More critical is the absence of grounding for the choices of subject and the recommendations that you made. I grant that your commitments are genuine. But it is still a disappointment that you offer no justification. For example, the neoliberal solution to the problem of education is to attack bad teachers and the specialization, credentialism and unionism that produce and protect them. At no point is there any effort to explore the constitutional basis of compulsion, the character of courses and curricula the students are compelled to follow, and the purposes of it all. In your national security chapter you call for reordering of national priorities, yet you don't come forth with a single criterion for a new ordering. But at least you mention the need for priorities. Where education is concerned, you didn't even bother with the concept of priorities. Late in your book Robert Kaus introduces the Constitution but even here he does it with an apology, and he brings it in not to help establish where and how questions of right should guide policy recommendations but to support some rather dubious arguments about democratic accountability (for example, "Give the President more of a whip hand over Congress" by allowing him to propose national referenda and to appoint chairmen of Congressional committees).

Or take the chapter on health and the environment. Some of the most intelligent criticism and intriguing proposals are made in this chapter, such as for needs testing for Medicare, for "an agenda for primary care" to check the drift to subspecialty that is the source of so much unnecessary medical cost, for a national institute of primary care and for an international health service for work abroad. Nevertheless, I was left asking "So what?" All I could think of was President Johnson's first State of the Union message in 1964, where he presented his smorgasboard or Texas barbecue, of what America needs. If everything is good to do, is anything compelling?

In the chapter on law and the courts bold propositions are made about ending the lawyers' monopoly, simplifying divorce and probate laws, writing genuine no-fault auto insurance, cutting down on the "zany extremes" to which certain ideals have been pushed in the courts by liberals, and in particular cutting down on the liberals' extreme use of such constitutional privileges as protection against self-incrimination and the exclusionary rule. But again, where are the principles behind the suggestions?

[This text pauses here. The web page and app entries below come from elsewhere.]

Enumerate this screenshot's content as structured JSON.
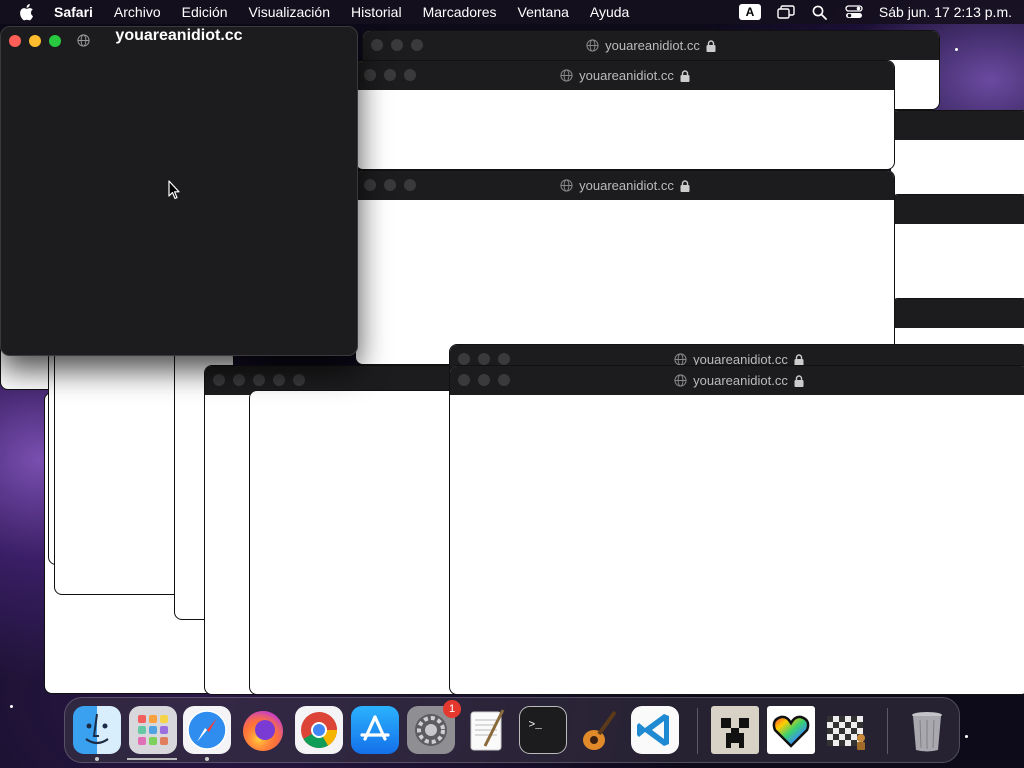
{
  "menubar": {
    "app": "Safari",
    "items": [
      "Archivo",
      "Edición",
      "Visualización",
      "Historial",
      "Marcadores",
      "Ventana",
      "Ayuda"
    ],
    "input_badge": "A",
    "clock": "Sáb jun. 17  2:13 p.m."
  },
  "front_window": {
    "title": "youareanidiot.cc"
  },
  "back_windows": {
    "title": "youareanidiot.cc"
  },
  "dock": {
    "system_preferences_badge": "1",
    "icons": [
      "finder-icon",
      "launchpad-icon",
      "safari-icon",
      "firefox-icon",
      "chrome-icon",
      "app-store-icon",
      "system-preferences-icon",
      "textedit-icon",
      "terminal-icon",
      "garageband-icon",
      "vscode-icon",
      "minecraft-icon",
      "pixel-heart-icon",
      "chess-icon",
      "trash-icon"
    ]
  },
  "colors": {
    "close": "#ff5f57",
    "minimize": "#febc2e",
    "zoom": "#28c840",
    "titlebar": "#1c1c1e",
    "badge": "#e5392f"
  }
}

I thought I might find some answers in your chapter on values. It seemed rather peculiar that such a chapter was in the middle instead of at the beginning where it might have provided the rationale for your choice of subjects, your various criticisms and proposals. But values got a chapter exactly equal to all the other chapters. And what were those values? The only goal the several contributors to this chapter seemed to share was the distance they wanted to put between neoliberalism and Jimmy Carter. And the only positive value they seemed to agree upon was community, or community coupled with compassion and realism. One of the authors suggested, without embarrassment, that this be summed up in the slogan Beloved Community! I almost forgot; there was one other thing the contributors agreed on -- the need for values.

I am very sad to say that your neoliberalism will not stand up against the Reagan Right. One of the enduring strengths of liberalism was its capacity to make Americans ashamed of democratic shortfall. Americans have had the most active doctrines of equality in the world; and, although our record of observance may have been poor, our shame gave us the urge to continue trying. Conservatives have removed that shame. That's why conservatism has been so popular. You appear to answer their moral complacency with articles of surrender.

You and the other neoliberal authors are chock full of new ideas. Some are exciting and all are worthy of debate. But without grounding in liberal principles of right and need, they are nothing more than collections of sentiments that don't add up to a movement. At best they are guilty of what a critic once said of Debussy: They opened up a new street that turned out to be a blind alley.